Solar PV is now wind's principal competitor, with costs coming down rapidly. However, this is unlikely to constrain wind development to any great extent, as it is easier to develop large-scale wind installations, particularly offshore. An increasing number of countries are now implementing measures to account for the cost of carbon, and this is likely to improve the competitive position of wind still further. After a period of some uncertainty, offshore-wind developments are now gathering momentum, and this is leading to further reductions in cost.
COMPARING COSTS — GENERATING vs WHOLESALE
There are three parameters associated with all electricity-generating technologies that are key to calculating their costs.
Installed costs Usually quoted as the cost per installed kilowatt, this, broadly speaking, is primarily a function of the size of the energy project, due to economies of scale. It varies from region to region.
Operating costs Expressed in dollars /MWh or dollars /kW/yr, the full spectrum of operating costs includes the operation and maintenance costs of the power station or wind project, and such factors as local taxes, grid connection and usage charges. It is not always clear whether the latter are included in reports, which can invalidate comparisons between wind farms in different locations.

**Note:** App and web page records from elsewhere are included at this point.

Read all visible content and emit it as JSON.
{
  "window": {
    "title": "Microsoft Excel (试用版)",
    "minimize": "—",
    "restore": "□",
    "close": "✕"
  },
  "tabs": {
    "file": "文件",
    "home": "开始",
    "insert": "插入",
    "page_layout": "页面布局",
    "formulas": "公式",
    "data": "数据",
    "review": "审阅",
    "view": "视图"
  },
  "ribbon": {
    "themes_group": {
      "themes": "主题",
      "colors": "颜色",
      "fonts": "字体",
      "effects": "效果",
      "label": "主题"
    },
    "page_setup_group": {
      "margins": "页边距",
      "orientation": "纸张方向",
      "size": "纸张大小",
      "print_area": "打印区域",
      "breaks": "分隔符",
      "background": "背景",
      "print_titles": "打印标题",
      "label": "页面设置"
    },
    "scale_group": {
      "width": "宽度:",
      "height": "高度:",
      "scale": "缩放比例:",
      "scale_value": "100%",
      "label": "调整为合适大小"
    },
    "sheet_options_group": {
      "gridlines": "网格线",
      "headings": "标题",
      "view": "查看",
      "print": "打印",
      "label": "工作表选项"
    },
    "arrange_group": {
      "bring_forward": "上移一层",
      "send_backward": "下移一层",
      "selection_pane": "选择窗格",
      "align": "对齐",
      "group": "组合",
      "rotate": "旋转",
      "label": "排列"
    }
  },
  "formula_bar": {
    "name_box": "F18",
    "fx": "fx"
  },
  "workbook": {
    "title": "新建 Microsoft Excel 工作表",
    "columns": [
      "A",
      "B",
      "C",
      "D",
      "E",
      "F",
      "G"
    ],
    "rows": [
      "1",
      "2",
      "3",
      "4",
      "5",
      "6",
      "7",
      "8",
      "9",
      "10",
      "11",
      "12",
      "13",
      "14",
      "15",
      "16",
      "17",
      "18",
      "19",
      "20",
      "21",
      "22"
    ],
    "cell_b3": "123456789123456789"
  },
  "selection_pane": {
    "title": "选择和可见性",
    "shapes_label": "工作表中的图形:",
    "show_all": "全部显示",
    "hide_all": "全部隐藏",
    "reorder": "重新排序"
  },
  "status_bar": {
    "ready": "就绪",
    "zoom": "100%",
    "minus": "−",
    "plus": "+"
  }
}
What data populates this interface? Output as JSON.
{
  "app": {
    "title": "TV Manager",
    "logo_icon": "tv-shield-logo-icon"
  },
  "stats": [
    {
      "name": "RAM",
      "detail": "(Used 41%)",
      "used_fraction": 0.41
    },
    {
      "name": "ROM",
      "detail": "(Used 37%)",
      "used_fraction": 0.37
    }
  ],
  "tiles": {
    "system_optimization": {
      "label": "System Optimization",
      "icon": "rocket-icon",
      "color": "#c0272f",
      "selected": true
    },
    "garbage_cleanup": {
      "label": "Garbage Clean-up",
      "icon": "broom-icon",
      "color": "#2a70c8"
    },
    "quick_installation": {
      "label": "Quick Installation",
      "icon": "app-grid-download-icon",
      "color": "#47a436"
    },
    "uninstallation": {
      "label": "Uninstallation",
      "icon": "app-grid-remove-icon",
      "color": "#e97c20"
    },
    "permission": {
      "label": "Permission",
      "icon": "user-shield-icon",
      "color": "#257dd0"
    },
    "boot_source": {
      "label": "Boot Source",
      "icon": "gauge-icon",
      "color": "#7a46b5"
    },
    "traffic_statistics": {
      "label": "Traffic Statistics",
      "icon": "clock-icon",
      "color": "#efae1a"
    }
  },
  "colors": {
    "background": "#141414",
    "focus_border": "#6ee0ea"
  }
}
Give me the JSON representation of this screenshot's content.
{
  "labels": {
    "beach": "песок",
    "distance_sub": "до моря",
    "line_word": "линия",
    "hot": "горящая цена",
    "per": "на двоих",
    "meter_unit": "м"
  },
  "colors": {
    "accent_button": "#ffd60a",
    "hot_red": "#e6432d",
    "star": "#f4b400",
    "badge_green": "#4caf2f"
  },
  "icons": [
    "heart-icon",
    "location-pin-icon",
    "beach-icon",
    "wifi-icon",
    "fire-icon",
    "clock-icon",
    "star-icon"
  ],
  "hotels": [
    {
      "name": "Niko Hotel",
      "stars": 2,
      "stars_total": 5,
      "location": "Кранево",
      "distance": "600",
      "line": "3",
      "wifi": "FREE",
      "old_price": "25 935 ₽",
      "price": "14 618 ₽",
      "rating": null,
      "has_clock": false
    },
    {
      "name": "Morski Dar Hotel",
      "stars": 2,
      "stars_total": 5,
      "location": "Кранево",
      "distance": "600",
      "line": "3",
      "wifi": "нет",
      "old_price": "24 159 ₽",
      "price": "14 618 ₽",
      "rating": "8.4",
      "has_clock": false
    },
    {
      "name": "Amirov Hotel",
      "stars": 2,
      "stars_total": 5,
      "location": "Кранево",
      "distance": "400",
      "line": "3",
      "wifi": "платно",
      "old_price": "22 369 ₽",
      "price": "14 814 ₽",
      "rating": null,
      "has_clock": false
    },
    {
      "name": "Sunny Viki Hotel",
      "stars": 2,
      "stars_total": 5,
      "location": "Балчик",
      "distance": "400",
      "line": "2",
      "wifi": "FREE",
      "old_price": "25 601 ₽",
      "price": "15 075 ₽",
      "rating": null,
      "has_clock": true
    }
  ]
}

Fuel costs These are zero for wind energy and quite low for nuclear, but for gas and coal, represent a significant portion of the total generation costs.
Although it is customary to compare wind energy generation costs with those of gas or coal-fired generation, another approach is to compare wind with the value of the electricity that is displaced.
In practice, this is the wholesale price of electricity in a network, which is usually higher than the marginal fuel cost. Wholesale electricity prices vary between different systems, and on an hourly basis, so reference figures cannot easily be specified.